Directions — Return each line of the data that follows exactly as it reads.

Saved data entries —
- - - - - - -

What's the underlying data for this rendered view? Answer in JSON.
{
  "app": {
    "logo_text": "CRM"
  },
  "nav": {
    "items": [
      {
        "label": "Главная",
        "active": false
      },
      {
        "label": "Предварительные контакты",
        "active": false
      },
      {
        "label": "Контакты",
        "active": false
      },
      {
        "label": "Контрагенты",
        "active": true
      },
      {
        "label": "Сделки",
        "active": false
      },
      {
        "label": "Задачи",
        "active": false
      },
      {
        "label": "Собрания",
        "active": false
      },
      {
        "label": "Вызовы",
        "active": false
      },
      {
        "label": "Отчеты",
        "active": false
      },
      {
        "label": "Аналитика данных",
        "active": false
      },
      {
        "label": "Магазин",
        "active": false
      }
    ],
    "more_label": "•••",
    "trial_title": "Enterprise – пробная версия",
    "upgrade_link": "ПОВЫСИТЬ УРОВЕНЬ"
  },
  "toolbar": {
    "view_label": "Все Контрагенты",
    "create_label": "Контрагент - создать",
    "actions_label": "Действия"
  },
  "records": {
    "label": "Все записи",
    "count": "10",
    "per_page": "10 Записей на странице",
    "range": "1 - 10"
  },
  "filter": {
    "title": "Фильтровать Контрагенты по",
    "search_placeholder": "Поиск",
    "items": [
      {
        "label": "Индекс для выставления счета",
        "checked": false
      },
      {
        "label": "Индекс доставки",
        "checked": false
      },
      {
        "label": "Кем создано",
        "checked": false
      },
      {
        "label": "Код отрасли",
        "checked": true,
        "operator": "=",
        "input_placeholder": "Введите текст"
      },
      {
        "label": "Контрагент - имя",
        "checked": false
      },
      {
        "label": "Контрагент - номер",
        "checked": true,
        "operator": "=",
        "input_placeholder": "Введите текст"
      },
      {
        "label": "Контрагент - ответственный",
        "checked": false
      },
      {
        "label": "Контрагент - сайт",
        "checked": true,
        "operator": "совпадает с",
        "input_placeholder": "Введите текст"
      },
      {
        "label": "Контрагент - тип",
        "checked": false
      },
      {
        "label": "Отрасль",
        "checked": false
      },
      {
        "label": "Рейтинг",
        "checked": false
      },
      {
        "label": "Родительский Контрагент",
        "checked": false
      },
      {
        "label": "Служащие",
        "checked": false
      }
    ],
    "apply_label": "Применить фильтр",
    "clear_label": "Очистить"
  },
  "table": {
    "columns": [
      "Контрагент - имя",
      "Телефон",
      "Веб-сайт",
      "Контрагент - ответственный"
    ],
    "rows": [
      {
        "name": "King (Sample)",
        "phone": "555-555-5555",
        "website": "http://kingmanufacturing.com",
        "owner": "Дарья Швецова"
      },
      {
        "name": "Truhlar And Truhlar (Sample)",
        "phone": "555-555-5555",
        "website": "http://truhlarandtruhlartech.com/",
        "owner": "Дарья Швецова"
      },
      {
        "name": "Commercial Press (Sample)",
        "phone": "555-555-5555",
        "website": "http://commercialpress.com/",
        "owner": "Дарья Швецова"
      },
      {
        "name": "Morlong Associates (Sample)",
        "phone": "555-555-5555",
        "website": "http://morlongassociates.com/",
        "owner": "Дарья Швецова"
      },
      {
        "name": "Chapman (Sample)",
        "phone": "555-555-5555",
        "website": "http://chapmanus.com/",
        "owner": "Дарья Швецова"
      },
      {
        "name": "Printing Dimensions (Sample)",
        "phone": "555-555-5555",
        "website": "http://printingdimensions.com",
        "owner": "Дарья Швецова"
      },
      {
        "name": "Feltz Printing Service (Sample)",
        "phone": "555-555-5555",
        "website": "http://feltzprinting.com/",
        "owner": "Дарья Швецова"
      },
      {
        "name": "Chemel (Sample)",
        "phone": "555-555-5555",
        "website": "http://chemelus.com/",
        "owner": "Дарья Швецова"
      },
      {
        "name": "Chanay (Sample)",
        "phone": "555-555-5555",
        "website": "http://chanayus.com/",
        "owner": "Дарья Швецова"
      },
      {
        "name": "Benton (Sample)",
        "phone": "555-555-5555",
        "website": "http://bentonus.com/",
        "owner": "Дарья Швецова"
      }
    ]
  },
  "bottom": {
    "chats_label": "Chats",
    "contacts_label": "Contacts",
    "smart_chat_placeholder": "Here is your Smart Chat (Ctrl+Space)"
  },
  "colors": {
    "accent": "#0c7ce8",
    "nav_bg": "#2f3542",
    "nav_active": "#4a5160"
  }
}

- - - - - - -

Task result —
What's the underlying data for this rendered view? Answer in JSON.
{
  "app": {
    "logo_text": "CRM"
  },
  "nav": {
    "items": [
      {
        "label": "Главная",
        "active": false
      },
      {
        "label": "Предварительные контакты",
        "active": false
      },
      {
        "label": "Контакты",
        "active": false
      },
      {
        "label": "Контрагенты",
        "active": true
      },
      {
        "label": "Сделки",
        "active": false
      },
      {
        "label": "Задачи",
        "active": false
      },
      {
        "label": "Собрания",
        "active": false
      },
      {
        "label": "Вызовы",
        "active": false
      },
      {
        "label": "Отчеты",
        "active": false
      },
      {
        "label": "Аналитика данных",
        "active": false
      },
      {
        "label": "Магазин",
        "active": false
      }
    ],
    "more_label": "•••",
    "trial_title": "Enterprise – пробная версия",
    "upgrade_link": "ПОВЫСИТЬ УРОВЕНЬ"
  },
  "toolbar": {
    "view_label": "Все Контрагенты",
    "create_label": "Контрагент - создать",
    "actions_label": "Действия"
  },
  "records": {
    "label": "Все записи",
    "count": "10",
    "per_page": "10 Записей на странице",
    "range": "1 - 10"
  },
  "filter": {
    "title": "Фильтровать Контрагенты по",
    "search_placeholder": "Поиск",
    "items": [
      {
        "label": "Индекс для выставления счета",
        "checked": false
      },
      {
        "label": "Индекс доставки",
        "checked": false
      },
      {
        "label": "Кем создано",
        "checked": false
      },
      {
        "label": "Код отрасли",
        "checked": true,
        "operator": "=",
        "input_placeholder": "Введите текст"
      },
      {
        "label": "Контрагент - имя",
        "checked": false
      },
      {
        "label": "Контрагент - номер",
        "checked": true,
        "operator": "=",
        "input_placeholder": "Введите текст"
      },
      {
        "label": "Контрагент - ответственный",
        "checked": false
      },
      {
        "label": "Контрагент - сайт",
        "checked": true,
        "operator": "совпадает с",
        "input_placeholder": "Введите текст"
      },
      {
        "label": "Контрагент - тип",
        "checked": false
      },
      {
        "label": "Отрасль",
        "checked": false
      },
      {
        "label": "Рейтинг",
        "checked": false
      },
      {
        "label": "Родительский Контрагент",
        "checked": false
      },
      {
        "label": "Служащие",
        "checked": false
      }
    ],
    "apply_label": "Применить фильтр",
    "clear_label": "Очистить"
  },
  "table": {
    "columns": [
      "Контрагент - имя",
      "Телефон",
      "Веб-сайт",
      "Контрагент - ответственный"
    ],
    "rows": [
      {
        "name": "King (Sample)",
        "phone": "555-555-5555",
        "website": "http://kingmanufacturing.com",
        "owner": "Дарья Швецова"
      },
      {
        "name": "Truhlar And Truhlar (Sample)",
        "phone": "555-555-5555",
        "website": "http://truhlarandtruhlartech.com/",
        "owner": "Дарья Швецова"
      },
      {
        "name": "Commercial Press (Sample)",
        "phone": "555-555-5555",
        "website": "http://commercialpress.com/",
        "owner": "Дарья Швецова"
      },
      {
        "name": "Morlong Associates (Sample)",
        "phone": "555-555-5555",
        "website": "http://morlongassociates.com/",
        "owner": "Дарья Швецова"
      },
      {
        "name": "Chapman (Sample)",
        "phone": "555-555-5555",
        "website": "http://chapmanus.com/",
        "owner": "Дарья Швецова"
      },
      {
        "name": "Printing Dimensions (Sample)",
        "phone": "555-555-5555",
        "website": "http://printingdimensions.com",
        "owner": "Дарья Швецова"
      },
      {
        "name": "Feltz Printing Service (Sample)",
        "phone": "555-555-5555",
        "website": "http://feltzprinting.com/",
        "owner": "Дарья Швецова"
      },
      {
        "name": "Chemel (Sample)",
        "phone": "555-555-5555",
        "website": "http://chemelus.com/",
        "owner": "Дарья Швецова"
      },
      {
        "name": "Chanay (Sample)",
        "phone": "555-555-5555",
        "website": "http://chanayus.com/",
        "owner": "Дарья Швецова"
      },
      {
        "name": "Benton (Sample)",
        "phone": "555-555-5555",
        "website": "http://bentonus.com/",
        "owner": "Дарья Швецова"
      }
    ]
  },
  "bottom": {
    "chats_label": "Chats",
    "contacts_label": "Contacts",
    "smart_chat_placeholder": "Here is your Smart Chat (Ctrl+Space)"
  },
  "colors": {
    "accent": "#0c7ce8",
    "nav_bg": "#2f3542",
    "nav_active": "#4a5160"
  }
}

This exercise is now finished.